Project description:The Brazos-Trinity Basin on the slope of the Gulf of Mexico passive margin was drilled during Integrated Ocean Drilling Progam Expedition 308. The buried anaerobic sediments of this basin are largely organic-poor and have few microbial inhabitants compared with the organic-rich sediments with high cell counts from the Peru Margin that were drilled during Ocean Drilling Program Leg 201. Nucleic acids were extracted from Brazos-Trinity Basin sediments and were subjected to whole-genome amplification and pyrosequencing. A comparison of the Brazos-Trinity Basin metagenome, consisting of 105 Mbp, and the existing Peru Margin metagenome revealed trends linking gene content, phylogenetic content, geological location and geochemical regime. The major microbial groups (Proteobacteria, Firmicutes, Euryarchaeota and Chloroflexi) occur consistently throughout all samples, yet their shifting abundances allow for discrimination between samples. The cluster of orthologous groups category abundances for some classes of genes are correlated with geochemical factors, such as the level of ammonia. Here we describe the sediment metagenome from the oligotrophic Brazos-Trinity Basin (Site 1320) and show similarities and differences with the dataset from the Pacific Peru Margin (Site 1229) and other pyrosequenced datasets.

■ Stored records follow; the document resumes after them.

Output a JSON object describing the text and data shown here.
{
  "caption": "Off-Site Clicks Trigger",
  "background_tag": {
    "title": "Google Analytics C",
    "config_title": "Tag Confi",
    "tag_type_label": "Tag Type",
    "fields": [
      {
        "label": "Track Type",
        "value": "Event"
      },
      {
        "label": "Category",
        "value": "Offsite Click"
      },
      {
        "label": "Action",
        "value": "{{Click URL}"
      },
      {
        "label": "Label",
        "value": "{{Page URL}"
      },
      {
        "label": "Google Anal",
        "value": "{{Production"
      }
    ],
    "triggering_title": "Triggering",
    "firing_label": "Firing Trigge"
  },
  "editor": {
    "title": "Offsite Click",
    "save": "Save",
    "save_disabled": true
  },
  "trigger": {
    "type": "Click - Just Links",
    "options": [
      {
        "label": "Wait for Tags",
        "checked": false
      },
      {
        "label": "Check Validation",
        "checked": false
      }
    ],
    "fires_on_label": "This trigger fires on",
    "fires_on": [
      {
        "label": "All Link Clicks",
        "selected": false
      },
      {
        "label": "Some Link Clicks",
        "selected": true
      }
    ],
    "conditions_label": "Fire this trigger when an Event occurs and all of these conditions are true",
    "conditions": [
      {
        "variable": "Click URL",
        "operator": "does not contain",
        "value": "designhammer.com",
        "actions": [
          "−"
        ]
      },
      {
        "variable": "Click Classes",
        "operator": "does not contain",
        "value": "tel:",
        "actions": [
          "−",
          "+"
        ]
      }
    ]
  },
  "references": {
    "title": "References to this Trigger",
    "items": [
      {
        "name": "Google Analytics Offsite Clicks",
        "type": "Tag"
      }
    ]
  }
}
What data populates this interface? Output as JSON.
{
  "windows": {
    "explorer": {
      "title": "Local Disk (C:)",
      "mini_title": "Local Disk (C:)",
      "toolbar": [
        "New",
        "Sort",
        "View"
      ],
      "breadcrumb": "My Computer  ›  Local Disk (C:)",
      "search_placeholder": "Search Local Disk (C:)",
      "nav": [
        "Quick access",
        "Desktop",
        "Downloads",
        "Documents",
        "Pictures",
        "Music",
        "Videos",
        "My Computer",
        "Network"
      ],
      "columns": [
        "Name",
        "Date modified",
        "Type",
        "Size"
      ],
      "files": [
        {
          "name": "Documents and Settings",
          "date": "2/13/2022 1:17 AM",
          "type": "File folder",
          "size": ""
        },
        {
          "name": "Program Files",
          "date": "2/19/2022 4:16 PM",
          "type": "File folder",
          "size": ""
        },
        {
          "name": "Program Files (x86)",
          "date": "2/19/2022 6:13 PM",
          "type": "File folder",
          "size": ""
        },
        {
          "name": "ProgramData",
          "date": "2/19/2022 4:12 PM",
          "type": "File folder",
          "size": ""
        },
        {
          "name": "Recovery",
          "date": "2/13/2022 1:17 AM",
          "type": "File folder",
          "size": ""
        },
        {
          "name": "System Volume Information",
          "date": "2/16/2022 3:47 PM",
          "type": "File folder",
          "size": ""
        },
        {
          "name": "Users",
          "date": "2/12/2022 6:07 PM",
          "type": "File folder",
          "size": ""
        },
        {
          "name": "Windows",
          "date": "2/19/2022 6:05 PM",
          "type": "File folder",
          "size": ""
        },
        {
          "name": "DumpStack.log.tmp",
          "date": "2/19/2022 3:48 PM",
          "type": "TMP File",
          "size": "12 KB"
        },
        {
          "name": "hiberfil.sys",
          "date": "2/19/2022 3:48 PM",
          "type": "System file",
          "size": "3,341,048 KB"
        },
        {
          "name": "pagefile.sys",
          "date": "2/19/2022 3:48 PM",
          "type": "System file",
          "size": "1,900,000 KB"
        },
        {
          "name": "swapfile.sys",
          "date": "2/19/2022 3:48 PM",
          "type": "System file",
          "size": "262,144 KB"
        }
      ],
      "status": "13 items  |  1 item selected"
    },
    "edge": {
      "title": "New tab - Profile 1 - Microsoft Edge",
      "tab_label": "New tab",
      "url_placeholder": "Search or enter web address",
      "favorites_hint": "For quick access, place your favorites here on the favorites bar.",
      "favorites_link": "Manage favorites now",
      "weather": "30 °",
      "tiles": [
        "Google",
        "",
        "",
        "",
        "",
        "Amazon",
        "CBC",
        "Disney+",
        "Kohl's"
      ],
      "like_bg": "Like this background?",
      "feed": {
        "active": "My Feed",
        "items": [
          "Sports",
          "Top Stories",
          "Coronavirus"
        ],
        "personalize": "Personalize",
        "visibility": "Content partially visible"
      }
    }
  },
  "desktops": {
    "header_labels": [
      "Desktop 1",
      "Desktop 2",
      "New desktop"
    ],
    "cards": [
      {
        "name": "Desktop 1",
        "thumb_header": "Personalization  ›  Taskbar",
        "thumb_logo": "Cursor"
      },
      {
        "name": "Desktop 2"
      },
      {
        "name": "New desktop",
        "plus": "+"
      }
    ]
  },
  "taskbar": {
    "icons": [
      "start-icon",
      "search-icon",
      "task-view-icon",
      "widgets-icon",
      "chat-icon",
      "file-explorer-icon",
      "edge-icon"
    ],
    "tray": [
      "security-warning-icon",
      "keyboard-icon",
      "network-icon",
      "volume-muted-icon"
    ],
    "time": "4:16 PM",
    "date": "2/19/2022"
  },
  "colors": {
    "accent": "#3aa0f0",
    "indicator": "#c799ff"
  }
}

The microbial community found at Integrated Ocean Drilling Program Site 1320 likely represents the subsurface microbial inhabitants of turbiditic slopes that lack substantial upwelling.